ABOUT THIS TASK: Your copy should match the records exactly, except that no pictures appear in it.

SUPPLIED ENTRIES:
○ ○ ○ ○ ○

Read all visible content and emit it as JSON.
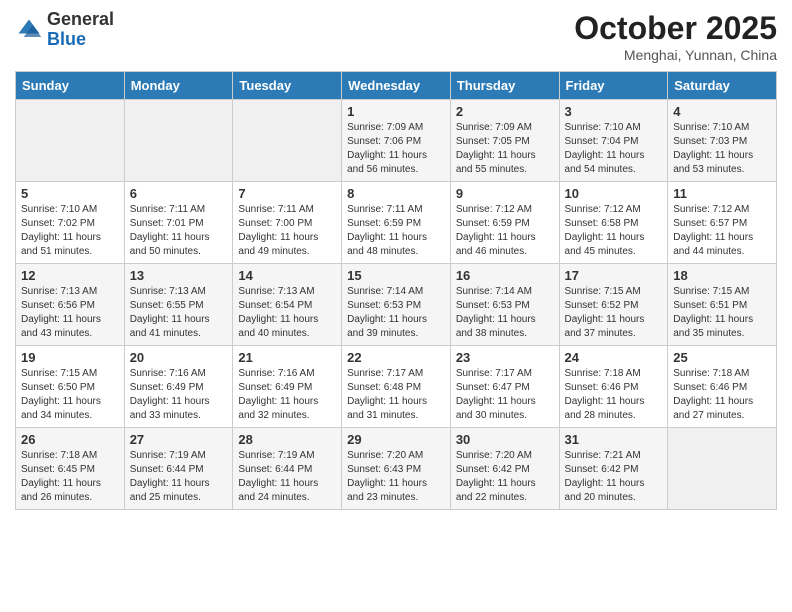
{
  "header": {
    "logo": {
      "general": "General",
      "blue": "Blue"
    },
    "title": "October 2025",
    "location": "Menghai, Yunnan, China"
  },
  "weekdays": [
    "Sunday",
    "Monday",
    "Tuesday",
    "Wednesday",
    "Thursday",
    "Friday",
    "Saturday"
  ],
  "weeks": [
    [
      {
        "day": "",
        "info": ""
      },
      {
        "day": "",
        "info": ""
      },
      {
        "day": "",
        "info": ""
      },
      {
        "day": "1",
        "info": "Sunrise: 7:09 AM\nSunset: 7:06 PM\nDaylight: 11 hours and 56 minutes."
      },
      {
        "day": "2",
        "info": "Sunrise: 7:09 AM\nSunset: 7:05 PM\nDaylight: 11 hours and 55 minutes."
      },
      {
        "day": "3",
        "info": "Sunrise: 7:10 AM\nSunset: 7:04 PM\nDaylight: 11 hours and 54 minutes."
      },
      {
        "day": "4",
        "info": "Sunrise: 7:10 AM\nSunset: 7:03 PM\nDaylight: 11 hours and 53 minutes."
      }
    ],
    [
      {
        "day": "5",
        "info": "Sunrise: 7:10 AM\nSunset: 7:02 PM\nDaylight: 11 hours and 51 minutes."
      },
      {
        "day": "6",
        "info": "Sunrise: 7:11 AM\nSunset: 7:01 PM\nDaylight: 11 hours and 50 minutes."
      },
      {
        "day": "7",
        "info": "Sunrise: 7:11 AM\nSunset: 7:00 PM\nDaylight: 11 hours and 49 minutes."
      },
      {
        "day": "8",
        "info": "Sunrise: 7:11 AM\nSunset: 6:59 PM\nDaylight: 11 hours and 48 minutes."
      },
      {
        "day": "9",
        "info": "Sunrise: 7:12 AM\nSunset: 6:59 PM\nDaylight: 11 hours and 46 minutes."
      },
      {
        "day": "10",
        "info": "Sunrise: 7:12 AM\nSunset: 6:58 PM\nDaylight: 11 hours and 45 minutes."
      },
      {
        "day": "11",
        "info": "Sunrise: 7:12 AM\nSunset: 6:57 PM\nDaylight: 11 hours and 44 minutes."
      }
    ],
    [
      {
        "day": "12",
        "info": "Sunrise: 7:13 AM\nSunset: 6:56 PM\nDaylight: 11 hours and 43 minutes."
      },
      {
        "day": "13",
        "info": "Sunrise: 7:13 AM\nSunset: 6:55 PM\nDaylight: 11 hours and 41 minutes."
      },
      {
        "day": "14",
        "info": "Sunrise: 7:13 AM\nSunset: 6:54 PM\nDaylight: 11 hours and 40 minutes."
      },
      {
        "day": "15",
        "info": "Sunrise: 7:14 AM\nSunset: 6:53 PM\nDaylight: 11 hours and 39 minutes."
      },
      {
        "day": "16",
        "info": "Sunrise: 7:14 AM\nSunset: 6:53 PM\nDaylight: 11 hours and 38 minutes."
      },
      {
        "day": "17",
        "info": "Sunrise: 7:15 AM\nSunset: 6:52 PM\nDaylight: 11 hours and 37 minutes."
      },
      {
        "day": "18",
        "info": "Sunrise: 7:15 AM\nSunset: 6:51 PM\nDaylight: 11 hours and 35 minutes."
      }
    ],
    [
      {
        "day": "19",
        "info": "Sunrise: 7:15 AM\nSunset: 6:50 PM\nDaylight: 11 hours and 34 minutes."
      },
      {
        "day": "20",
        "info": "Sunrise: 7:16 AM\nSunset: 6:49 PM\nDaylight: 11 hours and 33 minutes."
      },
      {
        "day": "21",
        "info": "Sunrise: 7:16 AM\nSunset: 6:49 PM\nDaylight: 11 hours and 32 minutes."
      },
      {
        "day": "22",
        "info": "Sunrise: 7:17 AM\nSunset: 6:48 PM\nDaylight: 11 hours and 31 minutes."
      },
      {
        "day": "23",
        "info": "Sunrise: 7:17 AM\nSunset: 6:47 PM\nDaylight: 11 hours and 30 minutes."
      },
      {
        "day": "24",
        "info": "Sunrise: 7:18 AM\nSunset: 6:46 PM\nDaylight: 11 hours and 28 minutes."
      },
      {
        "day": "25",
        "info": "Sunrise: 7:18 AM\nSunset: 6:46 PM\nDaylight: 11 hours and 27 minutes."
      }
    ],
    [
      {
        "day": "26",
        "info": "Sunrise: 7:18 AM\nSunset: 6:45 PM\nDaylight: 11 hours and 26 minutes."
      },
      {
        "day": "27",
        "info": "Sunrise: 7:19 AM\nSunset: 6:44 PM\nDaylight: 11 hours and 25 minutes."
      },
      {
        "day": "28",
        "info": "Sunrise: 7:19 AM\nSunset: 6:44 PM\nDaylight: 11 hours and 24 minutes."
      },
      {
        "day": "29",
        "info": "Sunrise: 7:20 AM\nSunset: 6:43 PM\nDaylight: 11 hours and 23 minutes."
      },
      {
        "day": "30",
        "info": "Sunrise: 7:20 AM\nSunset: 6:42 PM\nDaylight: 11 hours and 22 minutes."
      },
      {
        "day": "31",
        "info": "Sunrise: 7:21 AM\nSunset: 6:42 PM\nDaylight: 11 hours and 20 minutes."
      },
      {
        "day": "",
        "info": ""
      }
    ]
  ]
}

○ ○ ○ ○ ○

TASK SOLUTION:
Read all visible content and emit it as JSON.
{
  "header": {
    "logo": {
      "general": "General",
      "blue": "Blue"
    },
    "title": "October 2025",
    "location": "Menghai, Yunnan, China"
  },
  "weekdays": [
    "Sunday",
    "Monday",
    "Tuesday",
    "Wednesday",
    "Thursday",
    "Friday",
    "Saturday"
  ],
  "weeks": [
    [
      {
        "day": "",
        "info": ""
      },
      {
        "day": "",
        "info": ""
      },
      {
        "day": "",
        "info": ""
      },
      {
        "day": "1",
        "info": "Sunrise: 7:09 AM\nSunset: 7:06 PM\nDaylight: 11 hours and 56 minutes."
      },
      {
        "day": "2",
        "info": "Sunrise: 7:09 AM\nSunset: 7:05 PM\nDaylight: 11 hours and 55 minutes."
      },
      {
        "day": "3",
        "info": "Sunrise: 7:10 AM\nSunset: 7:04 PM\nDaylight: 11 hours and 54 minutes."
      },
      {
        "day": "4",
        "info": "Sunrise: 7:10 AM\nSunset: 7:03 PM\nDaylight: 11 hours and 53 minutes."
      }
    ],
    [
      {
        "day": "5",
        "info": "Sunrise: 7:10 AM\nSunset: 7:02 PM\nDaylight: 11 hours and 51 minutes."
      },
      {
        "day": "6",
        "info": "Sunrise: 7:11 AM\nSunset: 7:01 PM\nDaylight: 11 hours and 50 minutes."
      },
      {
        "day": "7",
        "info": "Sunrise: 7:11 AM\nSunset: 7:00 PM\nDaylight: 11 hours and 49 minutes."
      },
      {
        "day": "8",
        "info": "Sunrise: 7:11 AM\nSunset: 6:59 PM\nDaylight: 11 hours and 48 minutes."
      },
      {
        "day": "9",
        "info": "Sunrise: 7:12 AM\nSunset: 6:59 PM\nDaylight: 11 hours and 46 minutes."
      },
      {
        "day": "10",
        "info": "Sunrise: 7:12 AM\nSunset: 6:58 PM\nDaylight: 11 hours and 45 minutes."
      },
      {
        "day": "11",
        "info": "Sunrise: 7:12 AM\nSunset: 6:57 PM\nDaylight: 11 hours and 44 minutes."
      }
    ],
    [
      {
        "day": "12",
        "info": "Sunrise: 7:13 AM\nSunset: 6:56 PM\nDaylight: 11 hours and 43 minutes."
      },
      {
        "day": "13",
        "info": "Sunrise: 7:13 AM\nSunset: 6:55 PM\nDaylight: 11 hours and 41 minutes."
      },
      {
        "day": "14",
        "info": "Sunrise: 7:13 AM\nSunset: 6:54 PM\nDaylight: 11 hours and 40 minutes."
      },
      {
        "day": "15",
        "info": "Sunrise: 7:14 AM\nSunset: 6:53 PM\nDaylight: 11 hours and 39 minutes."
      },
      {
        "day": "16",
        "info": "Sunrise: 7:14 AM\nSunset: 6:53 PM\nDaylight: 11 hours and 38 minutes."
      },
      {
        "day": "17",
        "info": "Sunrise: 7:15 AM\nSunset: 6:52 PM\nDaylight: 11 hours and 37 minutes."
      },
      {
        "day": "18",
        "info": "Sunrise: 7:15 AM\nSunset: 6:51 PM\nDaylight: 11 hours and 35 minutes."
      }
    ],
    [
      {
        "day": "19",
        "info": "Sunrise: 7:15 AM\nSunset: 6:50 PM\nDaylight: 11 hours and 34 minutes."
      },
      {
        "day": "20",
        "info": "Sunrise: 7:16 AM\nSunset: 6:49 PM\nDaylight: 11 hours and 33 minutes."
      },
      {
        "day": "21",
        "info": "Sunrise: 7:16 AM\nSunset: 6:49 PM\nDaylight: 11 hours and 32 minutes."
      },
      {
        "day": "22",
        "info": "Sunrise: 7:17 AM\nSunset: 6:48 PM\nDaylight: 11 hours and 31 minutes."
      },
      {
        "day": "23",
        "info": "Sunrise: 7:17 AM\nSunset: 6:47 PM\nDaylight: 11 hours and 30 minutes."
      },
      {
        "day": "24",
        "info": "Sunrise: 7:18 AM\nSunset: 6:46 PM\nDaylight: 11 hours and 28 minutes."
      },
      {
        "day": "25",
        "info": "Sunrise: 7:18 AM\nSunset: 6:46 PM\nDaylight: 11 hours and 27 minutes."
      }
    ],
    [
      {
        "day": "26",
        "info": "Sunrise: 7:18 AM\nSunset: 6:45 PM\nDaylight: 11 hours and 26 minutes."
      },
      {
        "day": "27",
        "info": "Sunrise: 7:19 AM\nSunset: 6:44 PM\nDaylight: 11 hours and 25 minutes."
      },
      {
        "day": "28",
        "info": "Sunrise: 7:19 AM\nSunset: 6:44 PM\nDaylight: 11 hours and 24 minutes."
      },
      {
        "day": "29",
        "info": "Sunrise: 7:20 AM\nSunset: 6:43 PM\nDaylight: 11 hours and 23 minutes."
      },
      {
        "day": "30",
        "info": "Sunrise: 7:20 AM\nSunset: 6:42 PM\nDaylight: 11 hours and 22 minutes."
      },
      {
        "day": "31",
        "info": "Sunrise: 7:21 AM\nSunset: 6:42 PM\nDaylight: 11 hours and 20 minutes."
      },
      {
        "day": "",
        "info": ""
      }
    ]
  ]
}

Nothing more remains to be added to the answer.